Slowly climbing the steep ramp to Rome's Campidoglio at dusk, the confines of the narrow streets of the medieval city left behind and the jumble of rooftops left below, Michelangelo's raised piazza, bounded by facades glowing gold in the reflected sunlight, is dominated by the bronze equestrian statue of Roman Emperor Marcus Aurelius in its centre. In 1539, Pope Paul III moved the ancient statue from the porticoes of the papal Lateran Palace where it had been on display for centuries, to face the city and the sunset to the west.1 Its position invites us to turn towards the skyline view dotted by the domes of the Baroque city; they seem to float like helium-filled balloons above the city, with Michelangelo's dome of St Peter's soaring above all. After the sun sets, a small stairway behind Rome's city hall entices you into an excavated abyss scattered with fragmented white marbles of the Roman Forum glowing under the moon rising over the Coliseum in the background. Once the central public space of ancient Rome from 627 BC to AD 394 when its temples were closed for ever, this giant excavated space is now a huge sunken void in the heart of modern Rome. Like Ground Zero in New York, its edge can only be skirted around the ruins of the monuments which celebrate the city's violent and disruptive past.
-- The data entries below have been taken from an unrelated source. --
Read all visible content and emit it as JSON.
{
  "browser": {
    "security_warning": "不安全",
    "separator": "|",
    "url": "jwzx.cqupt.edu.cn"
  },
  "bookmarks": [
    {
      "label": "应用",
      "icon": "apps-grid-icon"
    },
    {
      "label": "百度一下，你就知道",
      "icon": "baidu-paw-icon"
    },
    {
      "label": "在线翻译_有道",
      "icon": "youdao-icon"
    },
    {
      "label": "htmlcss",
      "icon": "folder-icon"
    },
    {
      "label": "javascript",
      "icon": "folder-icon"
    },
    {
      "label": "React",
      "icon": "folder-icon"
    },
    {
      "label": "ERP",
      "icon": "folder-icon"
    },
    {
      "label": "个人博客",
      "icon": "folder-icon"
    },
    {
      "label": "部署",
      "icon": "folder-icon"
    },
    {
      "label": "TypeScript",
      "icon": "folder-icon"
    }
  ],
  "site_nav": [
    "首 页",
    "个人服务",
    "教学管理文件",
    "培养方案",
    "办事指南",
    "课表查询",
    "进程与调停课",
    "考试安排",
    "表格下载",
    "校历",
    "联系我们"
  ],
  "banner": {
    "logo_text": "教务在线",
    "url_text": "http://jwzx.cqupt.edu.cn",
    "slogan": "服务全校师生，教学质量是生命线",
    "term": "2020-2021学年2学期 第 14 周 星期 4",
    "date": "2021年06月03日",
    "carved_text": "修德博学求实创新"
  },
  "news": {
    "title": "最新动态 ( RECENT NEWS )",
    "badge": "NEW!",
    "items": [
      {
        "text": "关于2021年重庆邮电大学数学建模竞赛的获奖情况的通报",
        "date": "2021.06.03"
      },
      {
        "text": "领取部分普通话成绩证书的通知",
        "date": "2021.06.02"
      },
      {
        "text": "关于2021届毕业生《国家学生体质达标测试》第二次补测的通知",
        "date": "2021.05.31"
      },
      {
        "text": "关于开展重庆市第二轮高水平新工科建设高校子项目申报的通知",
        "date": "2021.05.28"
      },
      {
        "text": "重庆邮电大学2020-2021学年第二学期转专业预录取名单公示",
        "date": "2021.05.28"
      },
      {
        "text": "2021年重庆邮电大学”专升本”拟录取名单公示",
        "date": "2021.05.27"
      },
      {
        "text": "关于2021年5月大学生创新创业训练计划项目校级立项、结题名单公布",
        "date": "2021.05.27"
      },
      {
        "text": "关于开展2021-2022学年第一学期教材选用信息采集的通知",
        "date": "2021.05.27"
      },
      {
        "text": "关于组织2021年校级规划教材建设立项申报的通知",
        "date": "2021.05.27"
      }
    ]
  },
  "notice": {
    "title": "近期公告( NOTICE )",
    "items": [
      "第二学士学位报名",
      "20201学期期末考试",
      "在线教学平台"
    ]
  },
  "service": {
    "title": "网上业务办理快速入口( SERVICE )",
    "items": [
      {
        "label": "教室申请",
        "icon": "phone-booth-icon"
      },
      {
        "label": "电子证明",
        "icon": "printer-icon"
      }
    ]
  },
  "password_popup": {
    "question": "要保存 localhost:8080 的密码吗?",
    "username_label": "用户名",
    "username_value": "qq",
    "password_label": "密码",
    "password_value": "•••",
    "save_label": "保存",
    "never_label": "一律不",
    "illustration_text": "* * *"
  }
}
According to Aldo Rossi, the Roman Forum is of fundamental importance for a comprehensive understanding of urban artefacts and a demonstration of the ‘intimate and protracted ...